Transformation Station: Guiding restoration in rural Montana
In Havre, Montana, The Salvation Army works in the face of debilitating poverty, helping to reintegrate folks like Holly Dorcheus and Denise Stump into healthy and stable communities. Recidivism is a prevalent cycle in the small town, but working in partnership with the Montana Treatment Court, they’ve found success in offering guidance towards a positive new life.
Holly Dorcheus: If you’re struggling with addiction, it is hard growing up here. I’ve struggled since I was 13, on the daily. And if it’s not drugs or alcohol, it was men for me.
Denise Stump: There’s so much boredom out there, so everybody’d just be drinking or something.
Trina Crawford: Havre, Montana, is a very small town. We’re less than 10,000 people, population-wise. We sit between two Reservations. Poverty level is very high because there’s not a lot of jobs. There just is not a lot here for people.
Denise Stump: When I first started drinking, it was mostly peer pressure. Probably around 15 [years old]. I just went along with the crowd.
I had three sons and two daughters. My alcoholism got worse, and when I was drinking, I thought I was trying to show respect by not being around them, drinking, but I was hurting them from not being there.
Holly Dorcheus: The boyfriend that I had at the time, his mom and dad sold drugs. He introduced it to me.
I have five kids, but I don’t have them. I’ve lost all of them, and I never did get them back. I signed my rights over. I was so sad, I just continued to drink. And you want to just cover up that pain of not having your children.
Trina Crawford: We were starting to see, here at Salvation Army, this trend of people coming out of the jail system, going back to the home that they offended in, reoffending, going back to jail. And it was a cycle.
Hon. Kaydee Snipes Ruiz: The Treatment Court serves as a jail alternative for high-risk, high-need offenders, providing structure and accountability. We’ve partnered with our local Salvation Army’s RISP program to provide those auxiliary services to our participants in need, to bridge the gap.

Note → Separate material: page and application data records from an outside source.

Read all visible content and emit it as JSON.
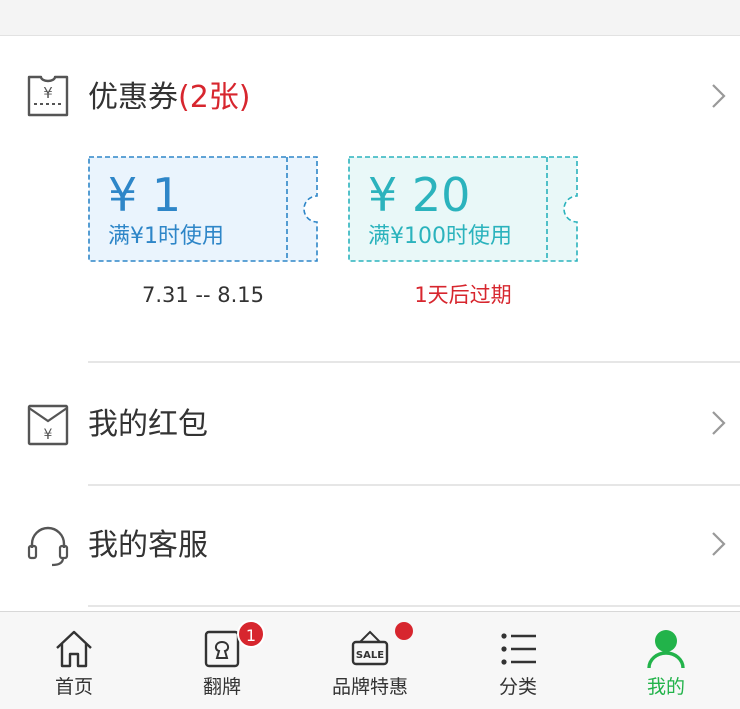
{
  "coupons_section": {
    "title": "优惠券",
    "count": "(2张)",
    "items": [
      {
        "amount": "¥ 1",
        "condition": "满¥1时使用",
        "note": "7.31 -- 8.15"
      },
      {
        "amount": "¥ 20",
        "condition": "满¥100时使用",
        "note": "1天后过期"
      }
    ]
  },
  "menu": {
    "red_packet": "我的红包",
    "customer_service": "我的客服"
  },
  "tabbar": {
    "items": [
      {
        "label": "首页",
        "icon": "home-icon"
      },
      {
        "label": "翻牌",
        "icon": "card-flip-icon",
        "badge": "1"
      },
      {
        "label": "品牌特惠",
        "icon": "sale-tag-icon",
        "dot": true
      },
      {
        "label": "分类",
        "icon": "list-icon"
      },
      {
        "label": "我的",
        "icon": "user-icon"
      }
    ]
  },
  "colors": {
    "accent_red": "#d7262e",
    "coupon_blue": "#2e86c8",
    "coupon_teal": "#2bb3bd",
    "active_green": "#22b34a"
  }
}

Holly Dorcheus: I couldn’t get clean for the life of me. I came and saw Trina, and so she’s got me into this RISP program.
Trina Crawford: RISP stands for Reintegration Into Society Program. So the first stage is sobriety. Number two, is get them reintroduced to what it feels like to go to a job.
Denise Stump: I’m learning how to use a computer and I really like it. I think God sent me here, so I’m doing His work.
Trina Crawford: So we’re training her to be in the office, and she answers phones. She does our Gift-In-Kind for us, so it’s just kind of neat to see that transformation. But the other aspect that we have in this is that they have to be a part of a healthier community.
For most people, it’s more than just the substance, it is also a relationship with somebody else. If you don’t know what codependency is, how do you know that you’re codependent?
Holly Dorcheus: The Christian Codependency Classes teaches you about the toxic relationships, how to set boundaries with these people.
I needed to be checking in with people every day, you know, showing them that I’m still sober. It’s very important to have people that love you and care about you.
Trina Crawford: They have somebody that sees them, besides what they’ve done. We’re created in God’s image, and it’s an amazing image.
Denise Stump: The Bible Studies I’m taking right now, I’m really learning a lot. I want to get in depth with the scriptures, and I really like it.
Holly Dorcheus: It’s really opening my eyes a lot. My relationship with God is the relationship that I want.
Denise Stump: My grandchildren just see a different me, so we all have better communications now, now that I quit drinking, and everything is just all loving. They’re all happy that I’m sober.
Trina Crawford: Now they’re teaching their children something different, and now they’re back in the healthier community. That’s when the real change happens.
Denise Stump: Yeah, my grandchildren are coming to church with me. So it’s just wonderful right now.
Hon. Kaydee Snipes Ruiz: Many of our treatment court participants have greatly benefited from The Salvation Army’s RISP program. Gaining a safe space, a sense of purpose and assistance to become employable, sober, productive community members.
Holly Dorcheus: I mean, by the grace of God, I’m sober today. I’m excited to see where my future takes me.
Denise Stump: I’m doing so much better today, and I want to keep going. I’m looking forward to the future.
- See more videos like this in our video feed.
- Tune in to the Do Gooders Podcast to hear Trina Crawford share about The Salvation Army’s Pathway of Hope program and the importance of community.
- Read more about the Reintegration into Society Program (RISP) in Havre, Montana.